[What is required] Out of the data below, copy every line with the string "level".

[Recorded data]
###

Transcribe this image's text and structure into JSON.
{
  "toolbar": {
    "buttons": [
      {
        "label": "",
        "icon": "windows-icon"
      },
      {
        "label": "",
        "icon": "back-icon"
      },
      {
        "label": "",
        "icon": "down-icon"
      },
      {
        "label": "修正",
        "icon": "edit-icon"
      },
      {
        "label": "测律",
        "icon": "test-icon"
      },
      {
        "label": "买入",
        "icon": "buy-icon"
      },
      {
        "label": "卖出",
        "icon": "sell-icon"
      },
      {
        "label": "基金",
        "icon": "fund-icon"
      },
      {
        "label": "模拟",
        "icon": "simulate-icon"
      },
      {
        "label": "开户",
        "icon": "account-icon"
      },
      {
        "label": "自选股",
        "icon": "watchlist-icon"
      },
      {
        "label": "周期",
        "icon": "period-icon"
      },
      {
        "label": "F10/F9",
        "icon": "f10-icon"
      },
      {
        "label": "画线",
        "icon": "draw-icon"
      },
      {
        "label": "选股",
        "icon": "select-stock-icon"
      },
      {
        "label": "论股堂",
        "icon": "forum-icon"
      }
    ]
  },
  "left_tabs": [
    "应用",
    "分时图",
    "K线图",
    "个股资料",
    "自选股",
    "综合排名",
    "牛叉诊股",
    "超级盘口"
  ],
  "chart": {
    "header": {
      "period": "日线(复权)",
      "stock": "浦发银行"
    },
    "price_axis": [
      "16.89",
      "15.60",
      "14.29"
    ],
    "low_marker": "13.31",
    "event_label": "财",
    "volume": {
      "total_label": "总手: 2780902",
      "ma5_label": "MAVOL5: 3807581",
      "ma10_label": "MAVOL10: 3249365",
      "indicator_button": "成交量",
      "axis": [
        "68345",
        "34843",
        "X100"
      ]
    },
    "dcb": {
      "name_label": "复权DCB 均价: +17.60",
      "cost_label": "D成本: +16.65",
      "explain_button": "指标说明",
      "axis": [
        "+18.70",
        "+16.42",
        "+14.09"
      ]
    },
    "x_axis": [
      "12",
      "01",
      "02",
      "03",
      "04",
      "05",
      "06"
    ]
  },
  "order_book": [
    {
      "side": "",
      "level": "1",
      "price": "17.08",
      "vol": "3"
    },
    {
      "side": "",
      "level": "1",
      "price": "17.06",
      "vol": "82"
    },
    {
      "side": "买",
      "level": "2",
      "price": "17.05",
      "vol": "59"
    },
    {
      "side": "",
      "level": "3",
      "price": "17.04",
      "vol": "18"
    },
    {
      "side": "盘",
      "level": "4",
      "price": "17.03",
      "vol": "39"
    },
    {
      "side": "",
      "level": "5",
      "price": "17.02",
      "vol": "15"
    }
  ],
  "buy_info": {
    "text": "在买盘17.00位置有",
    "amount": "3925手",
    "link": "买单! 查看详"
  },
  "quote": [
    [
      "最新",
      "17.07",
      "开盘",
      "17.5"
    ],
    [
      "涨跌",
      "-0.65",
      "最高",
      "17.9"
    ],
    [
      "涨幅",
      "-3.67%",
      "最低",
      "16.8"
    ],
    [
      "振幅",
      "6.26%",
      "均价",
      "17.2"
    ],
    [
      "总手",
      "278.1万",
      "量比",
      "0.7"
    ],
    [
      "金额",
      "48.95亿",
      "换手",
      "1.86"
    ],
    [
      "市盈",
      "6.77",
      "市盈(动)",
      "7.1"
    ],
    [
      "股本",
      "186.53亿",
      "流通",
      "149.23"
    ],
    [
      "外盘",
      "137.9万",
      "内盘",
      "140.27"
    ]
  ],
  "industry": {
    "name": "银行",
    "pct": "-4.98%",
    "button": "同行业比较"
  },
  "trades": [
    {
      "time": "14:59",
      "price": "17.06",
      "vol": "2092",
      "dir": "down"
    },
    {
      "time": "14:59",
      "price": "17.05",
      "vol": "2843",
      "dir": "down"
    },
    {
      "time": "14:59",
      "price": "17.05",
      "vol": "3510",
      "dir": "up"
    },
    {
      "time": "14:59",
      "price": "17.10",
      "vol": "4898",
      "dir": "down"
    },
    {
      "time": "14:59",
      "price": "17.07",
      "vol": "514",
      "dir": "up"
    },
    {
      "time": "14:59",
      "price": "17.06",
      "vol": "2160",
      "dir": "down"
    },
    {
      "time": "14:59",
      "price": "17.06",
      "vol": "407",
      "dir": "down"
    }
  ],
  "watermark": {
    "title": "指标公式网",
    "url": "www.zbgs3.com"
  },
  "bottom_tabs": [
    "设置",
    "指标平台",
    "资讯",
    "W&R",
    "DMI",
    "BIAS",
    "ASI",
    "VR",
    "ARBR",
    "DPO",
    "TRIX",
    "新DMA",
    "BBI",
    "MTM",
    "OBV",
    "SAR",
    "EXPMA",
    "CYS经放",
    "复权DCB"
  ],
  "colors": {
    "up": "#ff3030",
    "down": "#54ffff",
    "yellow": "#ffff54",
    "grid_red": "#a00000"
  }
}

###

[Result of the exercise]
      "level": "1",
      "level": "1",
      "level": "2",
      "level": "3",
      "level": "4",
      "level": "5",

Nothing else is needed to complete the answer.